  • a member or employee of a partnership,
  • a corporate director or shareholder,
  • a member of a board of trustees of a nonprofit organization,
  • another person with authority and control over funds to direct their disbursement, or another corporation.

Using available funds to pay other creditors when the business is unable to pay the employment taxes is an indication of willfulness.

The IRS will request that any potential responsible parties complete an interview in order to determine the full scope of their duties and responsibilities. A Revenue Officer prepares form 4180, Report of Interview with Individual Relative to Trust Fund Recovery Penalty.  Responsibility is based on whether an individual exercised independent judgment with respect to the financial affairs of the business.

Assessing the Trust Fund Recovery Penalty If the IRS determines that you are a responsible person, they will provide you with a letter stating that they plan to assess the TFRP against you. You have 60 days (75 days if this letter is addressed to you outside the United States) from the date of this letter to appeal their proposal. If protest against the assessment is not made and appealed to the IRS, they will assess the TFRP.

Once the assessment is made, aggressive collection actions will follow.  The IRS will take enforced collection action against your personal assets. They will file a federal tax lien or take levy or seizure action.  This includes garnishing your wages or levying your bank account.

Call today at (800) 505-4134 for a FREE Tax Resolution Analysis.

What is a Collection Statute Expiration?

Is your IRS debt over 10 years old?  Call us Today! (800) 505-4134

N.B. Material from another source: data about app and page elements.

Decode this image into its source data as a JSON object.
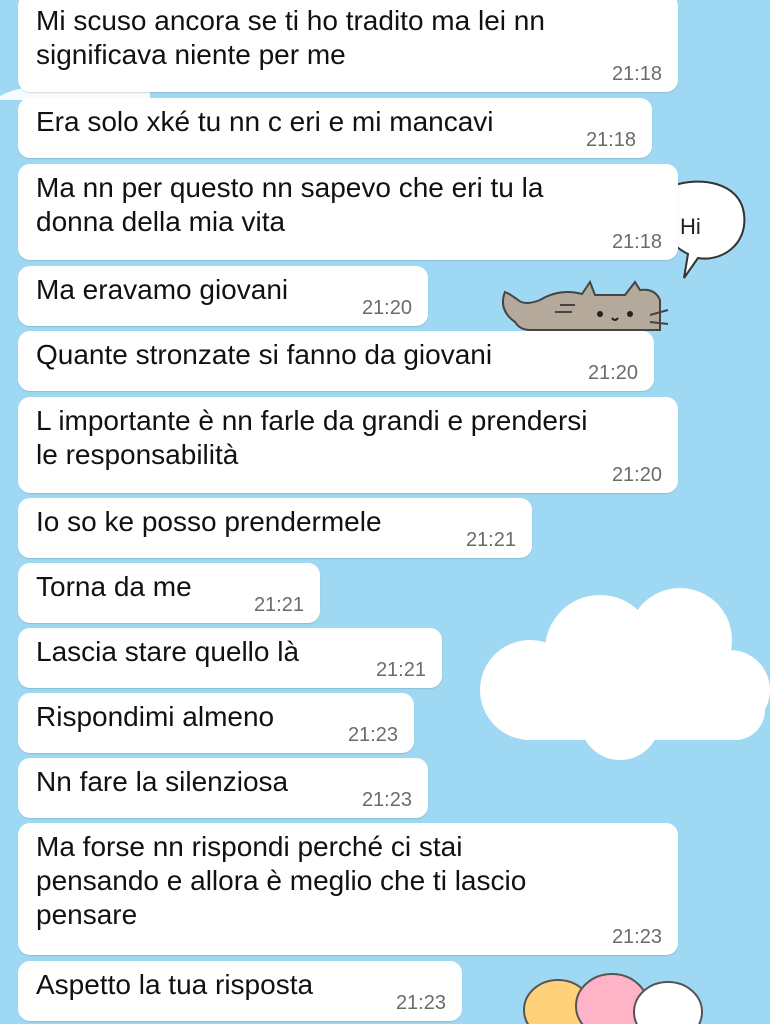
{
  "colors": {
    "background": "#9fd8f2",
    "bubble": "#ffffff",
    "text": "#111111",
    "timestamp": "#6b6b6b"
  },
  "decorations": {
    "speech_bubble_text": "Hi",
    "icons": [
      "speech-bubble-icon",
      "pusheen-cat-icon",
      "cloud-icon",
      "balloons-icon"
    ]
  },
  "messages": [
    {
      "text": "Mi scuso ancora se ti ho tradito ma lei nn\nsignificava niente per me",
      "time": "21:18"
    },
    {
      "text": "Era solo xké tu nn c eri e mi mancavi",
      "time": "21:18"
    },
    {
      "text": "Ma nn per questo nn sapevo che eri tu la\ndonna della mia vita",
      "time": "21:18"
    },
    {
      "text": "Ma eravamo giovani",
      "time": "21:20"
    },
    {
      "text": "Quante stronzate si fanno da giovani",
      "time": "21:20"
    },
    {
      "text": "L importante è nn farle da grandi e prendersi\nle responsabilità",
      "time": "21:20"
    },
    {
      "text": "Io so ke posso prendermele",
      "time": "21:21"
    },
    {
      "text": "Torna da me",
      "time": "21:21"
    },
    {
      "text": "Lascia stare quello là",
      "time": "21:21"
    },
    {
      "text": "Rispondimi almeno",
      "time": "21:23"
    },
    {
      "text": "Nn fare la silenziosa",
      "time": "21:23"
    },
    {
      "text": "Ma forse nn rispondi perché ci stai\npensando e allora è meglio che ti lascio\npensare",
      "time": "21:23"
    },
    {
      "text": "Aspetto la tua risposta",
      "time": "21:23"
    }
  ]
}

The IRS has 10 years to collect outstanding tax liabilities, from the date assessed. The 10 year mark is calculated from the day a tax liability has been finalized. A tax liability can be finalized in a number of ways. It could be a balance due on a tax return, an assessment from an audit, or a proposed assessment that has become final. From that day, the IRS has 10 years to collect the full amount, plus any penalties and interest. If the IRS doesn’t collect the full amount in the 10 year period, then they must cease collecting on the remaining balance, since the statute of limitations has expired.

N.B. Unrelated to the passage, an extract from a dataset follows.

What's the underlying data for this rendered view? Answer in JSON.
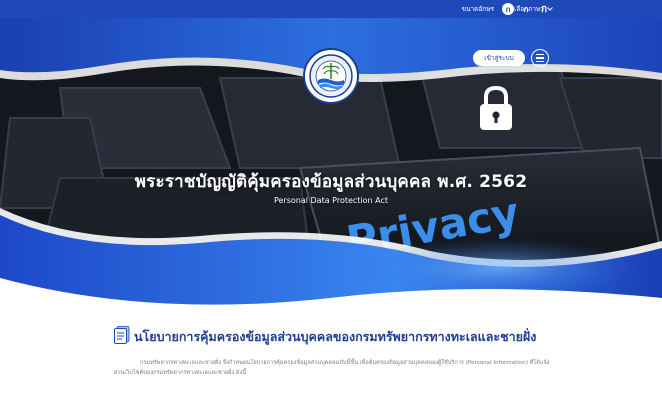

Most taxpayers and even some tax professionals are unaware of the fact that the IRS must collect a tax debt within 10 years. The 10 year period isn’t based upon the year for which the taxes are due but rather the date the liability was actually assessed.

Why is the IRS still collecting on a tax debt from 12 years ago? As with all IRS rules, the Collection Statute has many exceptions.  Some actions that will extend the collection statute date are:

  • If the taxpayer agrees in writing to allow the IRS more time to collect the tax by signing a waiver
  • If the taxpayer files for Bankruptcy during the 10 year period
  • If the taxpayer files an Offer in Compromise during the 10 year period
  • If the taxpayer files an application for Taxpayer Assistance Order from the Taxpayer Advocate Service during the 10 year period
  • If the taxpayer files a request for a Collection Due Process hearing

There are some instances where a tax debt from over 20 years ago is still being collected by the IRS!  This is why a skilled and experienced Tax Attorney is required to successfully represent you with the IRS.  Our tax experts at Direct Tax Relief will request your transcripts from the IRS to analyze and interpret them in order to choose which tax solution is most advantageous to you.  DTR will advise you of the best course of action and together we will put an end to your IRS tax problems!

Will the IRS Notify Me Once the 10-Year Statute Expires? The IRS will NEVER inform you when the 10 years are up. They will continue to send you invoices and collect on the debt. It is up to the taxpayer and their representative to prove to the IRS that the 10 year collection statute has in fact expired. It is very important to note that  although tax liens can no longer be enforced, your tax lien may be still on file with credit bureaus or with your local recording office unless it is requested to be released.

Call today at (800) 505-4134 for a FREE Tax Resolution Analysis.